Farmers who are buying land at these high prices are dollar cost averaging. If a neighbor farmer buys a new 160-acre farm for the sale price of $10,000 per acre, he will average his new purchase with 300 acres he rents from his parents at a rate of $200 per acre and the 500 acres he owns. The farmer pays taxes on the land he owes for around $15 dollars per acre. The new land that was purchased was financed over 20 years at 3.75% with $100,000 down has an annual payment of $110,973.11 or $693.58 per acre. If you look at the dollar cost average all three types of farms, (owned, rented, and new land) the average is $186.43 per acre. So even though the buyer paid a price that he had to finance at nearly $700 an acre, when we dollar cost average all the land together, he is paying less than $200 per acre. The farmer also has the ability to run current equipment over more acres, which lowers the cost per acre of equipment. It also means buying more inputs, which may lower the collective cost.
It is not any easier being a farmer now than it was years ago. In fact, it’s riskier. When corn prices were at $2 per bushel, the land prices, equipment, inputs, and every other expense were relative in price. Since commodity prices had soared to $7 and then came back down to the mid-$3 range, the expenses have all remained the same, not following the commodity prices. It now takes any farmer, new or old, millions just to play the game.
Farmers need to remember that the money is made in the margins. Whether we have $3 or $7 corn or $3,000 or $10,000 farmland, farmers need to make sure that they are calculating the difference between what they put in and what they get out, especially when considering the purchase of new farmland.

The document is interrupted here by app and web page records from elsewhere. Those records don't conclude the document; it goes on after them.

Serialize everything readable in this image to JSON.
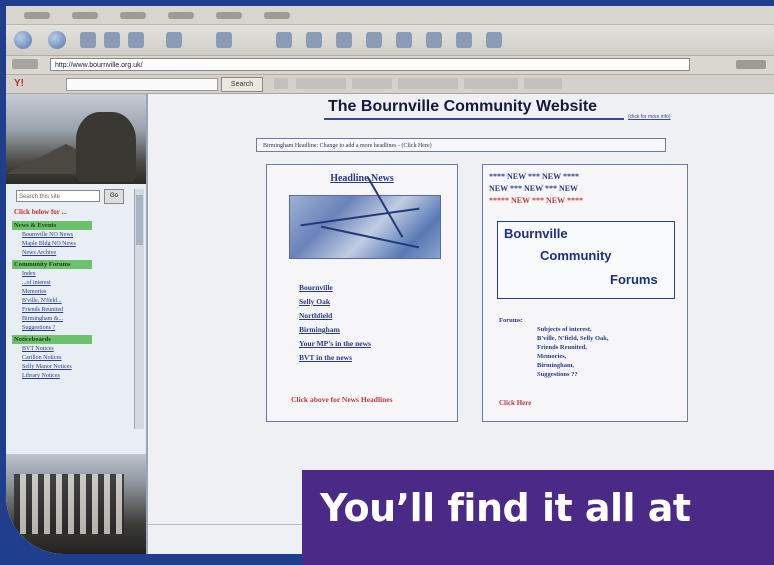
{
  "colors": {
    "frame": "#1f3e8e",
    "banner": "#4b2a87",
    "sidebar_highlight": "#6cc26a",
    "link_blue": "#2a3a8a",
    "alert_red": "#c43a3a"
  },
  "browser": {
    "address_url": "http://www.bournville.org.uk/",
    "search_button_label": "Search"
  },
  "sidebar": {
    "search_placeholder": "Search this site",
    "go_label": "Go",
    "click_label": "Click below for ...",
    "sections": [
      {
        "heading": "News & Events",
        "items": [
          "Bournville NO News",
          "Maple Bldg NO News",
          "News Archive"
        ]
      },
      {
        "heading": "Community Forums",
        "items": [
          "Index",
          "...of interest",
          "Memories",
          "B'ville, N'field...",
          "Friends Reunited",
          "Birmingham &...",
          "Suggestions ?"
        ]
      },
      {
        "heading": "Noticeboards",
        "items": [
          "BVT Notices",
          "Carillon Notices",
          "Selly Manor Notices",
          "Library Notices"
        ]
      }
    ]
  },
  "page": {
    "title": "The Bournville Community Website",
    "contact_link": "(click for more info)",
    "ticker": "Birmingham Headline: Change to add a more headlines - (Click Here)"
  },
  "headline_news": {
    "title": "Headline News",
    "links": [
      "Bournville",
      "Selly Oak",
      "Northfield",
      "Birmingham",
      "Your MP's in the news",
      "BVT in the news"
    ],
    "footer": "Click above for News Headlines"
  },
  "forums_panel": {
    "new_lines": [
      {
        "text": "**** NEW *** NEW ****",
        "red": false
      },
      {
        "text": "NEW *** NEW *** NEW",
        "red": false
      },
      {
        "text": "***** NEW *** NEW ****",
        "red": true
      }
    ],
    "logo_lines": [
      "Bournville",
      "Community",
      "Forums"
    ],
    "forums_label": "Forums:",
    "forums_list": [
      "Subjects of interest,",
      "B'ville, N'field, Selly Oak,",
      "Friends Reunited,",
      "Memories,",
      "Birmingham,",
      "Suggestions ??"
    ],
    "click_here": "Click Here"
  },
  "banner": {
    "text": "You’ll find it all at"
  }
}
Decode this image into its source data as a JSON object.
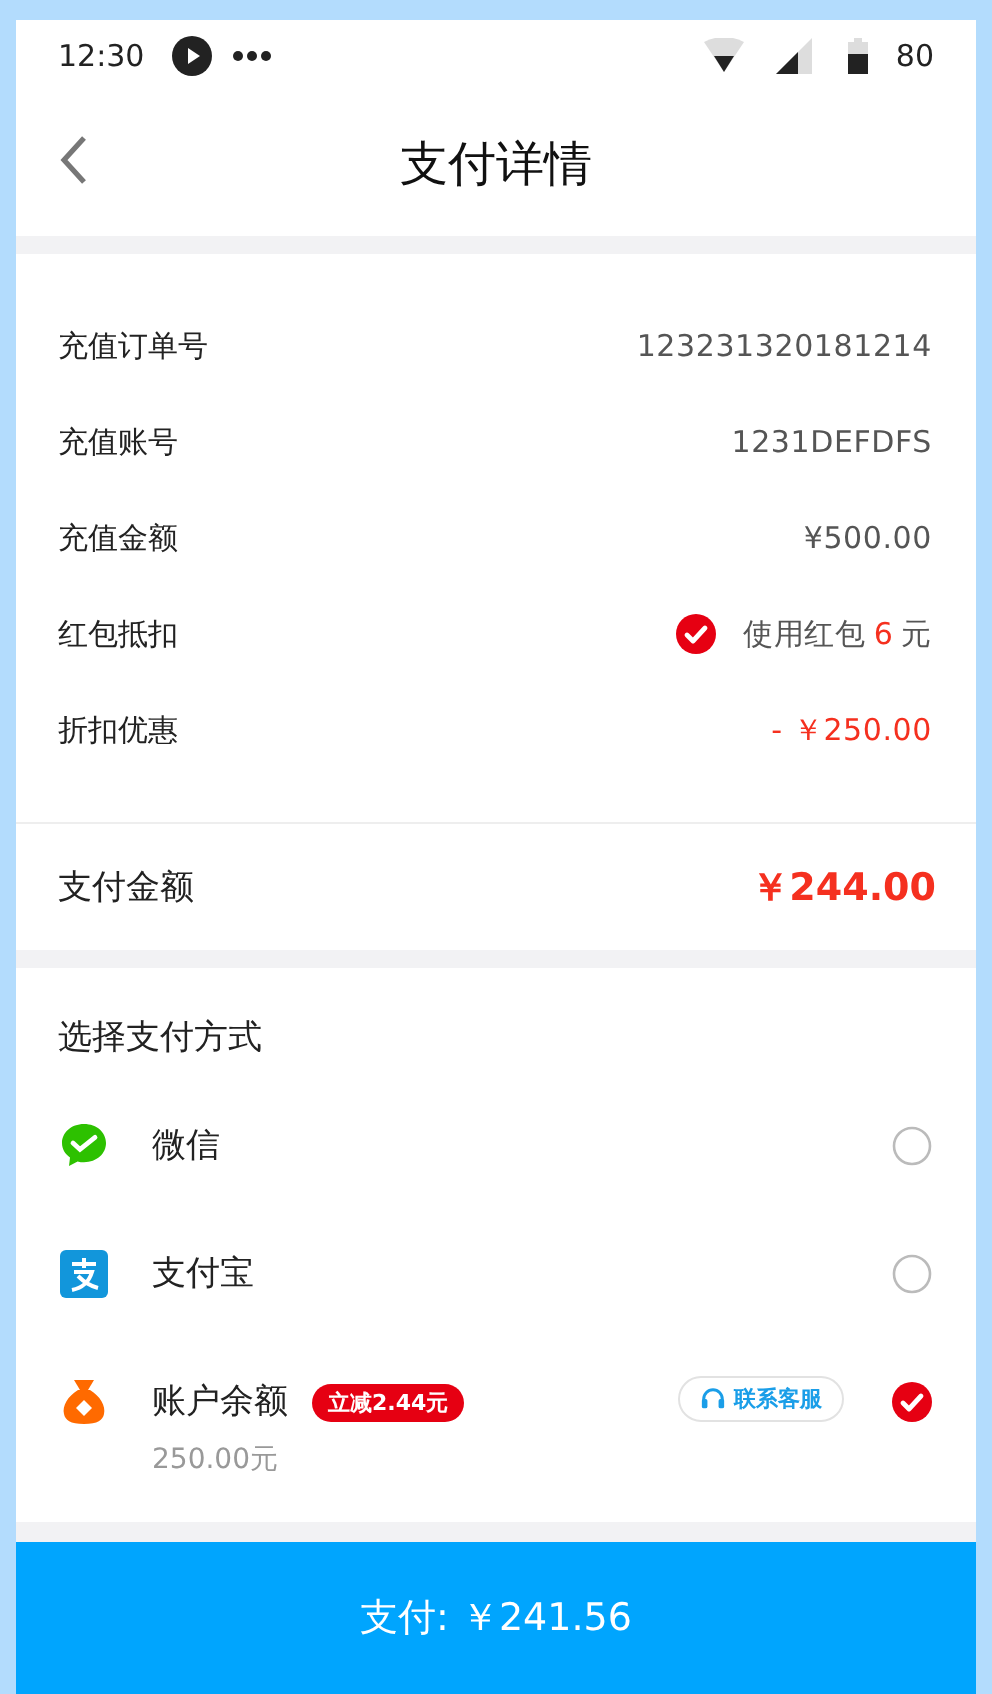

Written by David Whitaker, the owner of the auction and real estate company Whitaker Marketing Group. Dubbed the "Iowa Land Guy," Whitaker specializes in farmland auctions and also farms with his family outside Ames, Iowa.